Copy the records below in full and leave every image out of the copy.

#### App and web page records:
= Beginning of Section =
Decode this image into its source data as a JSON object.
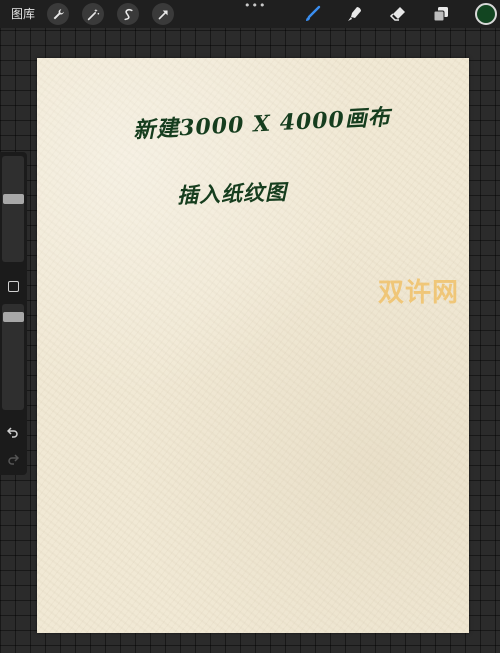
{
  "topbar": {
    "gallery_label": "图库",
    "left_tools": [
      "wrench-icon",
      "magic-wand-icon",
      "selection-icon",
      "transform-arrow-icon"
    ],
    "more_label": "•••",
    "right_tools": [
      "brush-icon",
      "smudge-icon",
      "eraser-icon",
      "layers-icon"
    ],
    "active_tool": "brush-icon",
    "active_tool_color": "#3a8ef0",
    "current_color": "#124521"
  },
  "canvas": {
    "line1": "新建3000 X 4000画布",
    "line2": "插入纸纹图",
    "ink_color": "#163d1e",
    "paper_color": "#f1e9d5"
  },
  "watermark": {
    "text": "双许网",
    "color": "#f1bd5c"
  },
  "sidebar": {
    "controls": [
      "brush-size-slider",
      "modify-button",
      "opacity-slider",
      "undo-icon",
      "redo-icon"
    ]
  }
}
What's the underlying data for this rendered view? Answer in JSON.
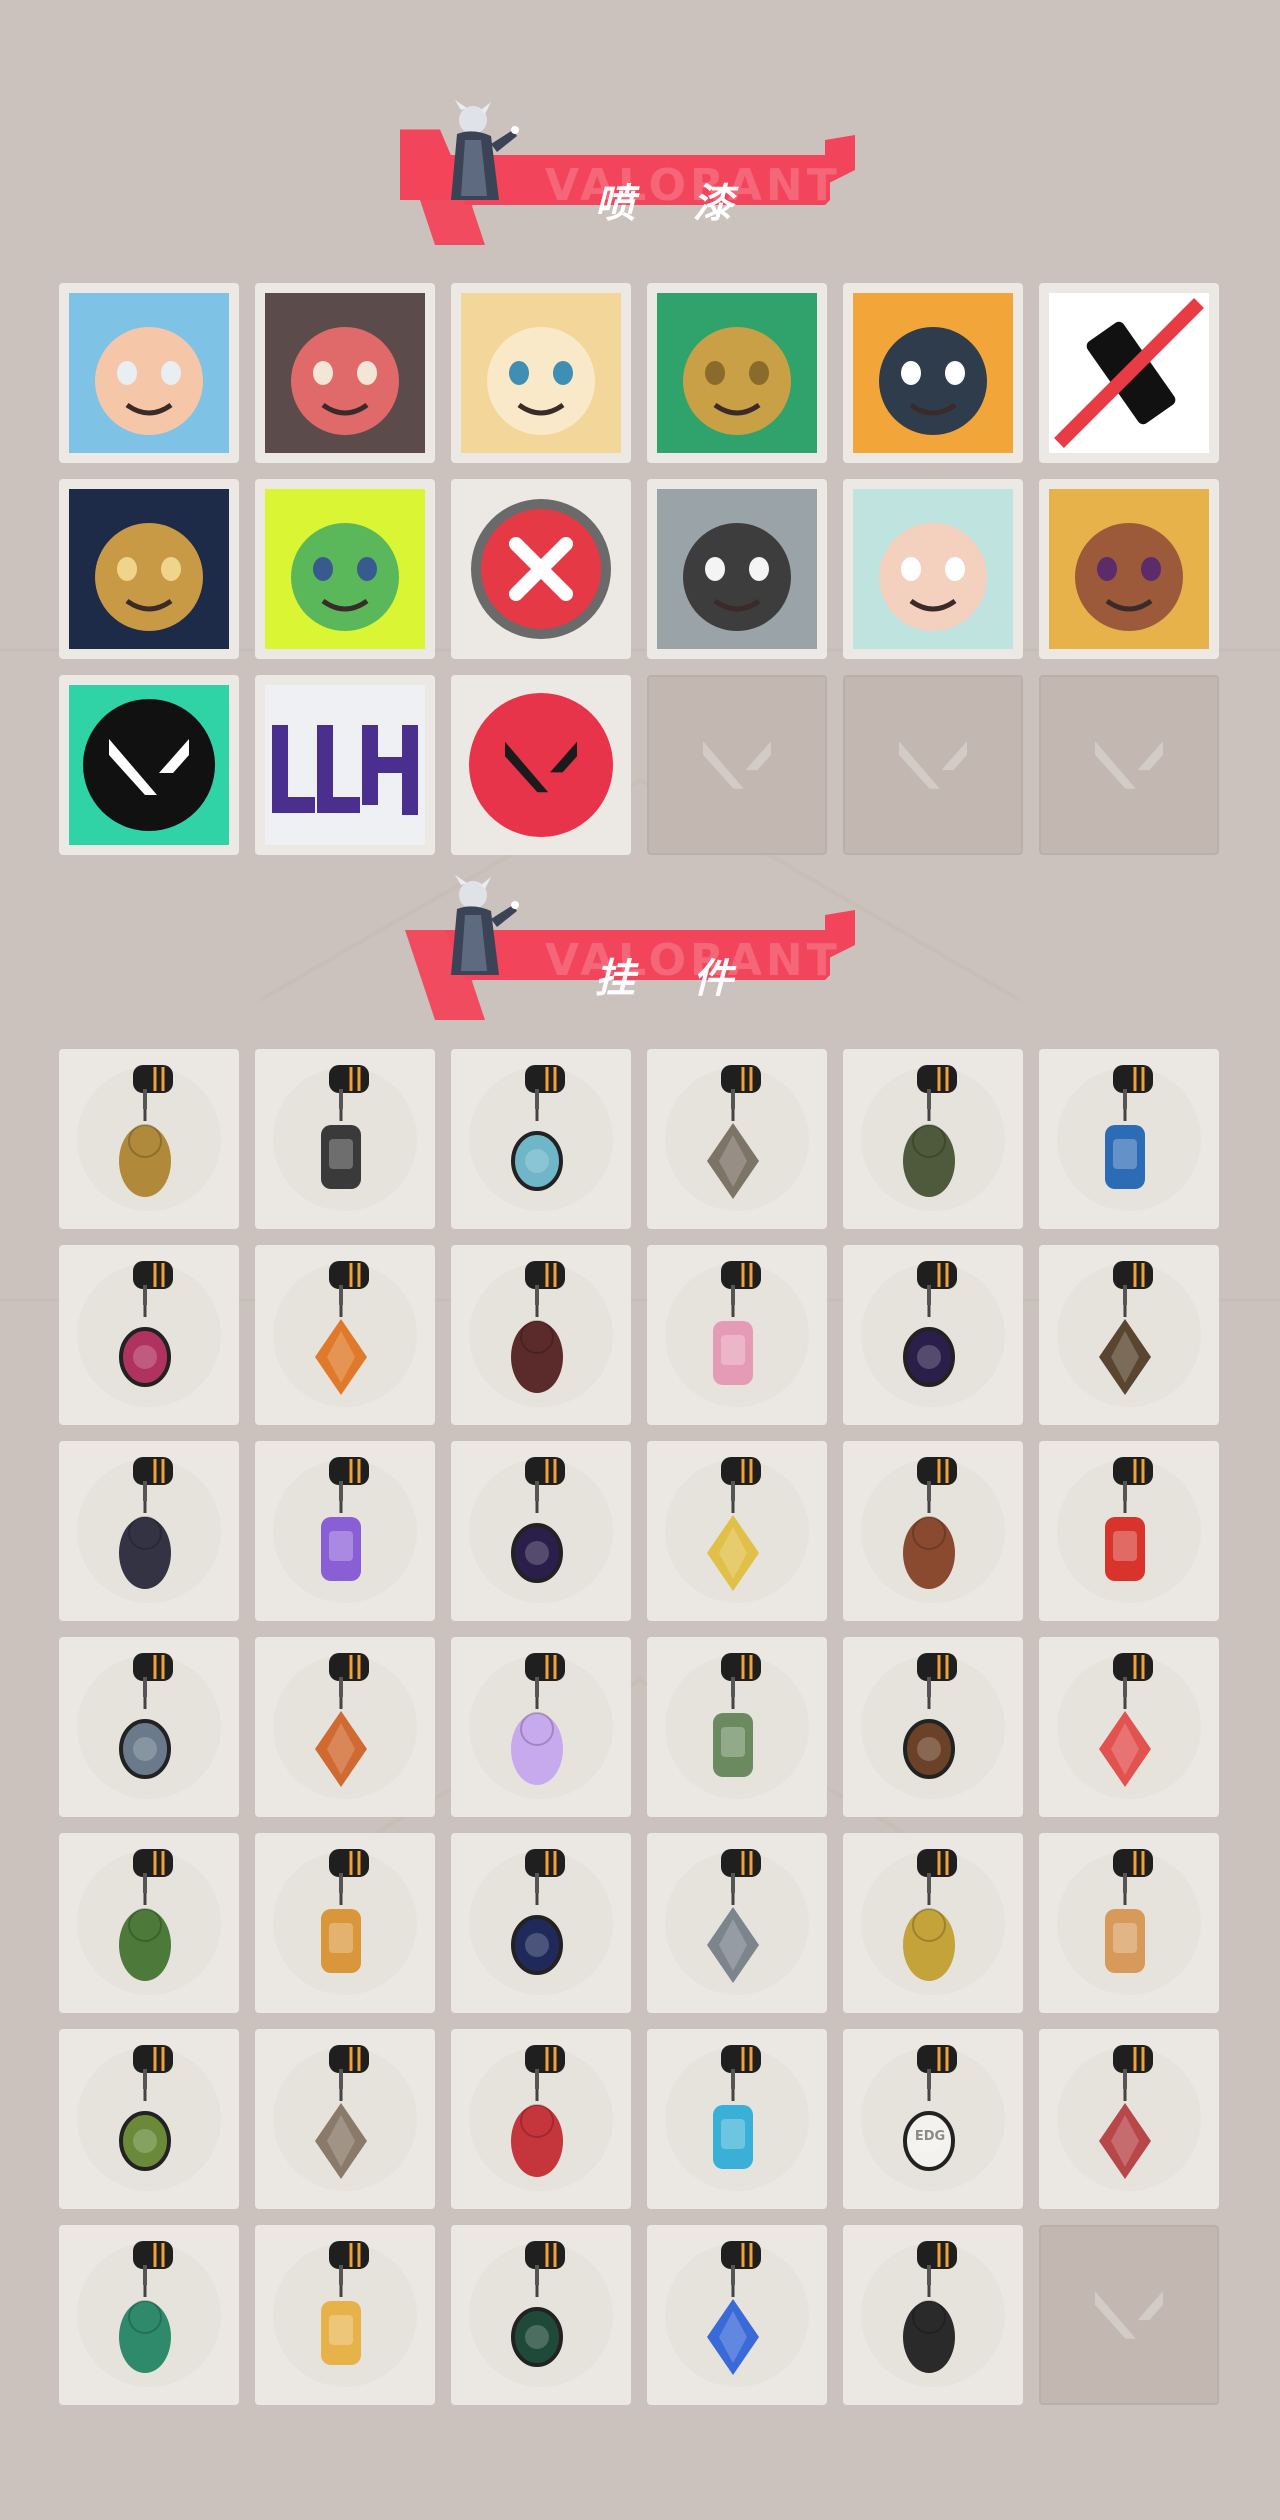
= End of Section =
#### ANSWER FOR THE TASK:
Decode this image into its source data as a JSON object.
{
  "topbar": {
    "gallery_label": "图库",
    "left_tools": [
      "wrench-icon",
      "magic-wand-icon",
      "selection-icon",
      "transform-arrow-icon"
    ],
    "more_label": "•••",
    "right_tools": [
      "brush-icon",
      "smudge-icon",
      "eraser-icon",
      "layers-icon"
    ],
    "active_tool": "brush-icon",
    "active_tool_color": "#3a8ef0",
    "current_color": "#124521"
  },
  "canvas": {
    "line1": "新建3000 X 4000画布",
    "line2": "插入纸纹图",
    "ink_color": "#163d1e",
    "paper_color": "#f1e9d5"
  },
  "watermark": {
    "text": "双许网",
    "color": "#f1bd5c"
  },
  "sidebar": {
    "controls": [
      "brush-size-slider",
      "modify-button",
      "opacity-slider",
      "undo-icon",
      "redo-icon"
    ]
  }
}
What's the underlying data for this rendered view? Answer in JSON.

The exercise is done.